In Paul v. Virginia a state law which forbade any insurance company not incorporated by the State, from doing business in the State without a license, was held valid as not a regulation of, or restraint upon, interstate commerce. To the argument that insurance is intercourse for the purpose of exchanging sums of money for promises of indemnity against losses, Justice Field, who rendered the majority opinion of the court, said: “The defect of the argument lies in the character of the business. Issuing a policy of insurance is not a transaction of coinmerce. The policies are simply contracts of indemnity against loss by fire, entered into between the corporations and the assured, for a consideration paid by the latter. These contracts are not articles of commerce, in any proper meaning of the word. They are not subjects of trade and barter offered in the market as something having an existence and value independent of the parties to them. They are not commodities to be shipped or forwarded from one State to another, and then put up for sale. They are like other personal contracts between parties which are completed by their signatures and the transfer of the consideration. Such contracts are not interstate transactions, though the parties may be domiciled in different States. The policies do not take effect -- are not executed contracts — until delivered by the agent in Virginia. They are, then, local transactions and are governed by the local law. They do not constitute a part of the commerce between the States any more than a contract for the purchase and sale of good in Virginia ly a citizen of New York whilst in Virginia would constitute a portion of such commerce."

16 155 U. S. 648; 15 Sup. Ct. Rep. 207; 39 L. ed. 297. 17 178 U. S. 389; 20 Sup. Ct. Rep. 962; 44 L. ed. 1116.

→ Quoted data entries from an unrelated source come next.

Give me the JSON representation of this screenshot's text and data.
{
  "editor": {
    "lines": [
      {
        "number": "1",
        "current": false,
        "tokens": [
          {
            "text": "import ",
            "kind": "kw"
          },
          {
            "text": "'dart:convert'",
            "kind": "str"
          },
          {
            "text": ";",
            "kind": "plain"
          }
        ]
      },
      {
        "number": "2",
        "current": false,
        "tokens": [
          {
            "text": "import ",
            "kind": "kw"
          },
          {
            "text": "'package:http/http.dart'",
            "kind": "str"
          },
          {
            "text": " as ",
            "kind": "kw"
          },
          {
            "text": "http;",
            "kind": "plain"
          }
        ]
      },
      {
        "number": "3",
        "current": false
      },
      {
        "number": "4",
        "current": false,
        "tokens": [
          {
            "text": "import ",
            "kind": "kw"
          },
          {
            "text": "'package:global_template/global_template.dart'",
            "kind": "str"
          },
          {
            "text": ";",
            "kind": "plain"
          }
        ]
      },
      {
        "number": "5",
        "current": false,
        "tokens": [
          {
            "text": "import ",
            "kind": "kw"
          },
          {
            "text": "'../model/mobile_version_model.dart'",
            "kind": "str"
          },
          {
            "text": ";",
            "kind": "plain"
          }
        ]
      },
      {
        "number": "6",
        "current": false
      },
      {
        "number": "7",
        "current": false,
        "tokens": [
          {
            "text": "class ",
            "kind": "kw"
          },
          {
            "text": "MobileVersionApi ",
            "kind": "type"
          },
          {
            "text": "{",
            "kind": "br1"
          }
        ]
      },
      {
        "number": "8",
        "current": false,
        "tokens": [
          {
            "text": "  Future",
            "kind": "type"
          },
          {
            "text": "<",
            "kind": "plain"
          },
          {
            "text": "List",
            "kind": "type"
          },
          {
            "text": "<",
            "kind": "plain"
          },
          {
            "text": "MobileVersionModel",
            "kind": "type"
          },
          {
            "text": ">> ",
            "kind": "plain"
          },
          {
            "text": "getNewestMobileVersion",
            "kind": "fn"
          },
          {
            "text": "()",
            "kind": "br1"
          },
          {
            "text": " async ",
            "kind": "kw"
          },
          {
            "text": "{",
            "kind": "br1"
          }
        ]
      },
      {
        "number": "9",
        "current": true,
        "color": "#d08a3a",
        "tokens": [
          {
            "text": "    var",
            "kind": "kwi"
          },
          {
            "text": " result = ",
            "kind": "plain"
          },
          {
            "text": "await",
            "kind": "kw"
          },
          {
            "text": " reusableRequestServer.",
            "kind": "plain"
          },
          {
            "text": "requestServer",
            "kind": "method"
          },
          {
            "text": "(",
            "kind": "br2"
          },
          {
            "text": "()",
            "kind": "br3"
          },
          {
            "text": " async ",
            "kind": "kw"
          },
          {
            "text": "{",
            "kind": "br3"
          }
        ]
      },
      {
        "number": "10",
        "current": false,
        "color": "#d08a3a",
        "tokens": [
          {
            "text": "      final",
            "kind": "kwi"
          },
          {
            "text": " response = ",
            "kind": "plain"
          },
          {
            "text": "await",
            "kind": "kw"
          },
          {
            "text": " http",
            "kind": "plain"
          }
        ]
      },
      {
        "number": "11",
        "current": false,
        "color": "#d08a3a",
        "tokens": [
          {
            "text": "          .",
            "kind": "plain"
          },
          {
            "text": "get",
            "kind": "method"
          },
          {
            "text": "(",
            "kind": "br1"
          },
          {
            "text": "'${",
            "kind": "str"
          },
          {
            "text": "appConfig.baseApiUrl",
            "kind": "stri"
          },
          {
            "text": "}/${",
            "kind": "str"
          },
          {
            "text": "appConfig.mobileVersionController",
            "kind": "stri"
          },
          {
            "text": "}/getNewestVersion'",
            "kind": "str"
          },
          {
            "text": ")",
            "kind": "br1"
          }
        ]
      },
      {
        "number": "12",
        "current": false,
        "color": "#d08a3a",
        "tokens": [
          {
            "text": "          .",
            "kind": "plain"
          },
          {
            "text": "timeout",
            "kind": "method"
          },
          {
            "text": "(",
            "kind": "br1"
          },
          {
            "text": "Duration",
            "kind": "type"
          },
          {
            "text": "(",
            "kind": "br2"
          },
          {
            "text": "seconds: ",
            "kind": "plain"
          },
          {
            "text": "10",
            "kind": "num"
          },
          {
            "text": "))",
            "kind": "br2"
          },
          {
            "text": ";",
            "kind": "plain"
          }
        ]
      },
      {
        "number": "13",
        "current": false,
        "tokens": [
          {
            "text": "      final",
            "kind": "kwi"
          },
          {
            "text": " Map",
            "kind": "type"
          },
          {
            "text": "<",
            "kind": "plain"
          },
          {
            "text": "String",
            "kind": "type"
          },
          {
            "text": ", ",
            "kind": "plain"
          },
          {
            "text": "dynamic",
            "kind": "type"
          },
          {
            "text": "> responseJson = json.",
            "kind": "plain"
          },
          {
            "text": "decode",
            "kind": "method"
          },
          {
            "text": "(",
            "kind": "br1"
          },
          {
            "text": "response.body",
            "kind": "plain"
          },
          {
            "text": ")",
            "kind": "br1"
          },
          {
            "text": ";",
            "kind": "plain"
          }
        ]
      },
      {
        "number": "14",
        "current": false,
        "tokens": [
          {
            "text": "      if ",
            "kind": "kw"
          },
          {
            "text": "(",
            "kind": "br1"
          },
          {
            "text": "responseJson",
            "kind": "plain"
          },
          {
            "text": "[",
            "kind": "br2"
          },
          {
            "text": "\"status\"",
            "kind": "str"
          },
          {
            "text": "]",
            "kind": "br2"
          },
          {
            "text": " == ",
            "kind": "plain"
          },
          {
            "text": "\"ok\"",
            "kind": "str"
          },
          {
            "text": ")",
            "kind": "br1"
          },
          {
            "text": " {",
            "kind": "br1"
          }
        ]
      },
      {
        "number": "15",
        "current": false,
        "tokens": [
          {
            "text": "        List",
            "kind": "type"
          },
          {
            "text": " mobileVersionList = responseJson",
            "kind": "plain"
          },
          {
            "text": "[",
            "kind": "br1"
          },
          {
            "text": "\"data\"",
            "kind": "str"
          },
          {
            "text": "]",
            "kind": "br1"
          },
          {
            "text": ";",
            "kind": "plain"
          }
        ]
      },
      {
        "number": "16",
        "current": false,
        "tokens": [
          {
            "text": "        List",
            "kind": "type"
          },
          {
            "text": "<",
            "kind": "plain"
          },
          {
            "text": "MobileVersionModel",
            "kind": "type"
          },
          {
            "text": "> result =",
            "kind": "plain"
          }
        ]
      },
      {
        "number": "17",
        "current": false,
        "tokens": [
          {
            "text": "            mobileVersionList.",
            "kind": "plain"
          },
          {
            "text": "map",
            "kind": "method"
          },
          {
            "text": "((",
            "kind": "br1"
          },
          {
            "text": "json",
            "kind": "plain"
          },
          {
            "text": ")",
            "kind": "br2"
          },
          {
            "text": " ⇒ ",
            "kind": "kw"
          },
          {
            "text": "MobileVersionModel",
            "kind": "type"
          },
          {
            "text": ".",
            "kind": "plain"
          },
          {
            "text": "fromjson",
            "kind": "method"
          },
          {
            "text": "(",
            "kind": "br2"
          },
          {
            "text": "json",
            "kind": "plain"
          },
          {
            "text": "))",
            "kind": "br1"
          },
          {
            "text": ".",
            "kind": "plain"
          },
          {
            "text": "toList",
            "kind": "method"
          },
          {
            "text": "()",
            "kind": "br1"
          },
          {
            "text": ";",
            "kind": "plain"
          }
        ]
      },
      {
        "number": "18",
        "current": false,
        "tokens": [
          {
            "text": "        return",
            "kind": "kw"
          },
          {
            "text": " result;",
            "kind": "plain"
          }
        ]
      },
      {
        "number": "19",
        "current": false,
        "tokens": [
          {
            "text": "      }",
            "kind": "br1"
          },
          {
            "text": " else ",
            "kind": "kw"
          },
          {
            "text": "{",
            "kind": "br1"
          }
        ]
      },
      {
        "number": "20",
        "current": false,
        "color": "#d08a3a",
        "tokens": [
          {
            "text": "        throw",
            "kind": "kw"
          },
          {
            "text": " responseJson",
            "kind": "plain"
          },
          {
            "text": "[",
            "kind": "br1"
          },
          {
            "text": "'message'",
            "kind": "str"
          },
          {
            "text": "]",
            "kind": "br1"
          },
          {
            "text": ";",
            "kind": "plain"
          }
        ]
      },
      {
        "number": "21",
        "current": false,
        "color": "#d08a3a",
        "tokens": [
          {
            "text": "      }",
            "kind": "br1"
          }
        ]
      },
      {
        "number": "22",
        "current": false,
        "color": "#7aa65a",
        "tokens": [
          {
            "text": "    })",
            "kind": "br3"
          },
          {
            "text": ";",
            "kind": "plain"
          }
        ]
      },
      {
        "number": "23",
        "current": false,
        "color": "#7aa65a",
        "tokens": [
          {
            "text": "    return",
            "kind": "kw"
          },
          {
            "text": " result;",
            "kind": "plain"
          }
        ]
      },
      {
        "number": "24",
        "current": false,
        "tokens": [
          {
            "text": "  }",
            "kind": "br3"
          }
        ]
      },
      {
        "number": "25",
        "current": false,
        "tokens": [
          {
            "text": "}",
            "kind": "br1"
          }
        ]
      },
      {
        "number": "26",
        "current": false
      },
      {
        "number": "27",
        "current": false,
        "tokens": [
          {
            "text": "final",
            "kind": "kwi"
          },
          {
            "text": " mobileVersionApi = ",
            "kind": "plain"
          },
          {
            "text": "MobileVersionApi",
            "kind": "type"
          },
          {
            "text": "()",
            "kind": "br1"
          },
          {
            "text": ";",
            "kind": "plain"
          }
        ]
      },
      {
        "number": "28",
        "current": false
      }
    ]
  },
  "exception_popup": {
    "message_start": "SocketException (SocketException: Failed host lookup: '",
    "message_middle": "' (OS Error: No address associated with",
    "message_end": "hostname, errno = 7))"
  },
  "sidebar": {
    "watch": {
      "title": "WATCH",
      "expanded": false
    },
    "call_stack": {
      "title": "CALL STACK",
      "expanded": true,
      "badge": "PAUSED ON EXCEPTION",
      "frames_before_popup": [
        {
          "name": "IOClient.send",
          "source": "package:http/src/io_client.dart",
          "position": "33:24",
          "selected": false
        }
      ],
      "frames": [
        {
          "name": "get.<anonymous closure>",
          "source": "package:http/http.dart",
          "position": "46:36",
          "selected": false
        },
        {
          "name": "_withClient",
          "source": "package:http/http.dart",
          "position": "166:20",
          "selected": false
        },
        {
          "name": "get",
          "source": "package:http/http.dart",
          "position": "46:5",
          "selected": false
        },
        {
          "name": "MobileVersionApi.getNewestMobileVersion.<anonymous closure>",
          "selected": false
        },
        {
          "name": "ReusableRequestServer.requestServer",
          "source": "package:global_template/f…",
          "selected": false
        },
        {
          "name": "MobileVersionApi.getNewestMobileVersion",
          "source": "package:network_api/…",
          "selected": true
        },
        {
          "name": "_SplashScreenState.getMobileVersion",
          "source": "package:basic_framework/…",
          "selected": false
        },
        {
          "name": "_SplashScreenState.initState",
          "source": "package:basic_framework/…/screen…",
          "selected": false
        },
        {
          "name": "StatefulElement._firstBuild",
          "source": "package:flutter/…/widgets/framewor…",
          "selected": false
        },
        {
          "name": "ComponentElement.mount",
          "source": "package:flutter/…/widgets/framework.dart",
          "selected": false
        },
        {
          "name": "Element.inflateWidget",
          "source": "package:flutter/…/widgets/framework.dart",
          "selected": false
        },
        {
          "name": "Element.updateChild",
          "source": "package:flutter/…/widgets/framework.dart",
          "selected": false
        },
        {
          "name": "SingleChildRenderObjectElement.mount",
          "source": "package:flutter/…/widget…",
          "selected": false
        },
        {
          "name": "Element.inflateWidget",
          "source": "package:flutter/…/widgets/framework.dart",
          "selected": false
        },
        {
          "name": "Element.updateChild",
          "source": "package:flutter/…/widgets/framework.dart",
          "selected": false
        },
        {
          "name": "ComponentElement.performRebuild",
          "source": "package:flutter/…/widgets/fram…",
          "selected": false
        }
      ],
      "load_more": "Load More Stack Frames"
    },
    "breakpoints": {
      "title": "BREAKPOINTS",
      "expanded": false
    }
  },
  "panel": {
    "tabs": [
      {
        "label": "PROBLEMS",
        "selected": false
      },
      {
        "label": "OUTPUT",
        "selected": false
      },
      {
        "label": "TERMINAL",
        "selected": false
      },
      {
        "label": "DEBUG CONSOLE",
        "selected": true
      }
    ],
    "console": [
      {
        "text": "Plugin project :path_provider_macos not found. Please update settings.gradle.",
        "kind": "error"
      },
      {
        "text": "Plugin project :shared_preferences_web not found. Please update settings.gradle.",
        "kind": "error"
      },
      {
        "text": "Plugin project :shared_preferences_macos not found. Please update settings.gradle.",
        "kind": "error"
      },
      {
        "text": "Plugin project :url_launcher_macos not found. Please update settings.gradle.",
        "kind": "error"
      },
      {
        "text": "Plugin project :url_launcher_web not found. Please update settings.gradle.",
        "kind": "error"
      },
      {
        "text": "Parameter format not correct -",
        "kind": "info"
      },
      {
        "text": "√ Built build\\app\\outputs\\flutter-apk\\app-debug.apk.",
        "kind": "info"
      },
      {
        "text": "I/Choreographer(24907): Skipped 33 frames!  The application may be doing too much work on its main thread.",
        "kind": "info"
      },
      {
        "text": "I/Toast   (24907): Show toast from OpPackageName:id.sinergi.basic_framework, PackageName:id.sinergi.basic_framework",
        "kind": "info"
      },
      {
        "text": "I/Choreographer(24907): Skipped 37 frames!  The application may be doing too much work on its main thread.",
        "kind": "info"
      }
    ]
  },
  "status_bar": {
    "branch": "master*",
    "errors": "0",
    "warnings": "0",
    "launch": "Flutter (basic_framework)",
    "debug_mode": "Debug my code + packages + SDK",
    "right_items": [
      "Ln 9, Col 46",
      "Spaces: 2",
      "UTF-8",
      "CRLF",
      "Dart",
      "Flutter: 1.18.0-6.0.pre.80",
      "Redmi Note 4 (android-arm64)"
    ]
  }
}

In Hooper v. California the court emphasizes the distinction between interstate commerce or an instrumentality thereof, and the mere incidents of which insurance is one which may attend the carrying on of such commerce. “ This distinction,” the court declares, “ has always been carefully observed, and is clearly defined by the authorities cited. If the power to regulate interstate commerce applied to all the incidents to which said commerce might give rise and to all contracts which might be made in the course of its transaction, that power would embrace the entire sphere of mercantile activity in any way connected with the trade between the States; and would exclude state control over many contracts purely domestic in their nature."

These decisions of the court in Paul v. Virginia and Ilooper v. California, which have since served as the basis of decisions with reference to other forms of insurance, have, since their rendition, been severely criticized. Ind, especially during recent years, when, with the enormous growth of insurance companies doing a business national in character, the need for federal regulation has seemed urgent to many, arguments have been put forth to show why the doctrine of the Supreme Court should be overruled, and companies doing an insurance business in more than one State be held to be engaged in interstate commerce.

The act of 1903 which created the Department of Commerce and Labor provides that the Department shall have the power " to gather, compile, publish and supply useful information concerning corporations doing business within the limits of the United States as shall engage in interstate commerce or in commerce between the United States and any foreign country, including

« AnteriorContinuar »